Not that Japan didn’t attempt to resolve the situation otherwise. Authorities tried a range of strategies, including plugging leaks and creating a gigantic US$300 million ice wall around the site, underground, to stem water flow.
In the end, filtering the waste water was the only workable solution. But Japan had mixed results with this strategy. In June 2011, the first filtration system set up by reviled Tepco – Tokyo Electric Power Co, the company that owned the nuclear power station – broke down after only a few hours. The amount of radioactive Caesium in the water overwhelmed the filters.
More recently, before a parliamentary commission, Tepco was forced to admit that it had falsely claimed to have treated most of the waste water from the plant. In actual fact, Tepco had properly dealt with only about one-fifth of the waste water.
Astonishingly, this disappointing result stemmed from it not having bothered to change the filters often enough. Even such basic elements of quality control seem to be beyond the capabilities of the Tepco team, which already lives in infamy after having presided over the world’s second most damaging civil nuclear disaster, after Chernobyl.
Predictably, scientists, officials and industry stakeholders argue that this degree of tritium discharge happens all the time in the nuclear industry – this is more or less true, however perturbing – and suggest that the announced controlled release should therefore present no problem whatsoever.
But the history of the nuclear industry globally is one of military synergies, secrecy, cover-ups, Machiavellian information management, and propaganda-style communication with the public. Indeed, it was striking that on the very same day as Suga’s announcement, Japan’s reconstruction agency released a video depicting tritium in the form of Tritium-kun, a harmless-seeming fishlike creature with blushing cheeks who says tritium release is safe.
To exasperated observers, this recalled the nuclear industry’s notorious 1990s mobilisation of Pluto-kun, a puckish cartoon character who drinks plutonium – arguably the world’s most dangerous substance – to demonstrate its harmlessness.
While other nations in the region have registered vociferous opposition to the water release plan, the domestic resistance is telling. A majority of Japanese oppose the plan. For a decade, the fishing industry has laboured, successfully, to show that the seafood it brings to market is safe, giving a wide berth to the plume of radioactive effluent haemorrhaging out of the Fukushima nuclear plant. All these efforts may soon appear to have been made in vain.
Whatever the calculus involved, one thing is for sure: the more Japan tries to make Fukushima Daiichi seem perfectly safe, the more people distrust the message – and the messenger.
Peter Wynn Kirby is an anthropologist and geographer based at the University of Oxford.

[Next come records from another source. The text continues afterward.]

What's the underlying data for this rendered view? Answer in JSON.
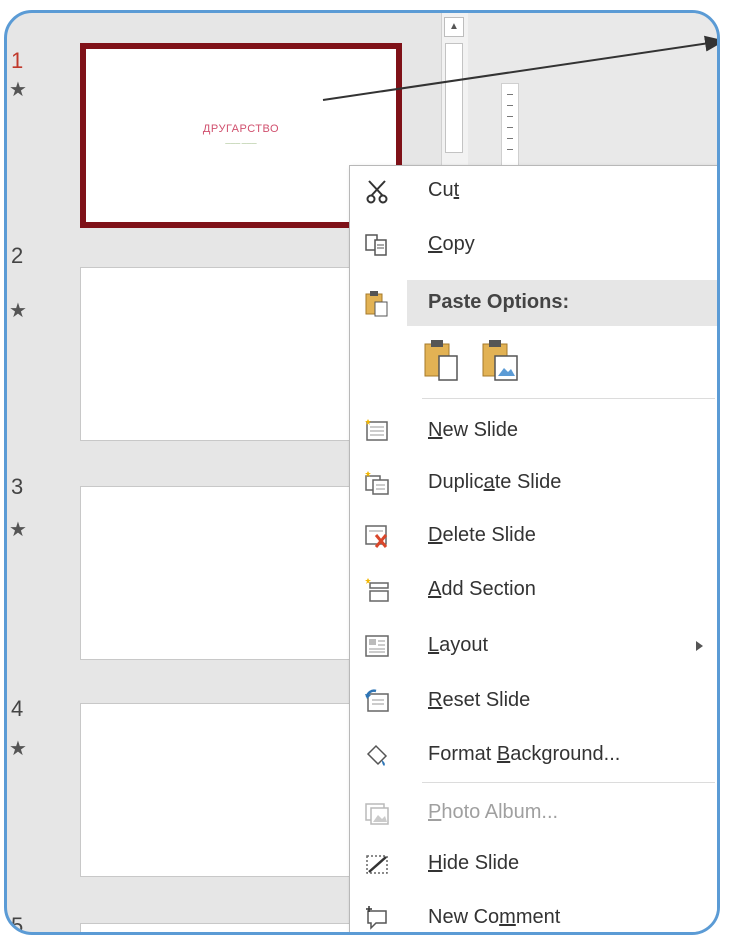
{
  "slides": [
    {
      "number": "1",
      "star": "★",
      "title": "ДРУГАРСТВО",
      "subtitle": "——— ———"
    },
    {
      "number": "2",
      "star": "★"
    },
    {
      "number": "3",
      "star": "★"
    },
    {
      "number": "4",
      "star": "★"
    },
    {
      "number": "5"
    }
  ],
  "scrollbar": {
    "up_arrow": "▲"
  },
  "context_menu": {
    "cut": {
      "pre": "Cu",
      "ul": "t",
      "post": ""
    },
    "copy": {
      "pre": "",
      "ul": "C",
      "post": "opy"
    },
    "paste_options": "Paste Options:",
    "new_slide": {
      "pre": "",
      "ul": "N",
      "post": "ew Slide"
    },
    "duplicate_slide": {
      "pre": "Duplic",
      "ul": "a",
      "post": "te Slide"
    },
    "delete_slide": {
      "pre": "",
      "ul": "D",
      "post": "elete Slide"
    },
    "add_section": {
      "pre": "",
      "ul": "A",
      "post": "dd Section"
    },
    "layout": {
      "pre": "",
      "ul": "L",
      "post": "ayout"
    },
    "reset_slide": {
      "pre": "",
      "ul": "R",
      "post": "eset Slide"
    },
    "format_background": {
      "pre": "Format ",
      "ul": "B",
      "post": "ackground..."
    },
    "photo_album": {
      "pre": "",
      "ul": "P",
      "post": "hoto Album..."
    },
    "hide_slide": {
      "pre": "",
      "ul": "H",
      "post": "ide Slide"
    },
    "new_comment": {
      "pre": "New Co",
      "ul": "m",
      "post": "ment"
    }
  },
  "colors": {
    "frame": "#5b9bd5",
    "selected_slide_border": "#7f1118",
    "selected_number": "#c0392b",
    "title_text": "#d0506e"
  }
}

He is also a High-End Overseas Visiting Fellow at Shanghai University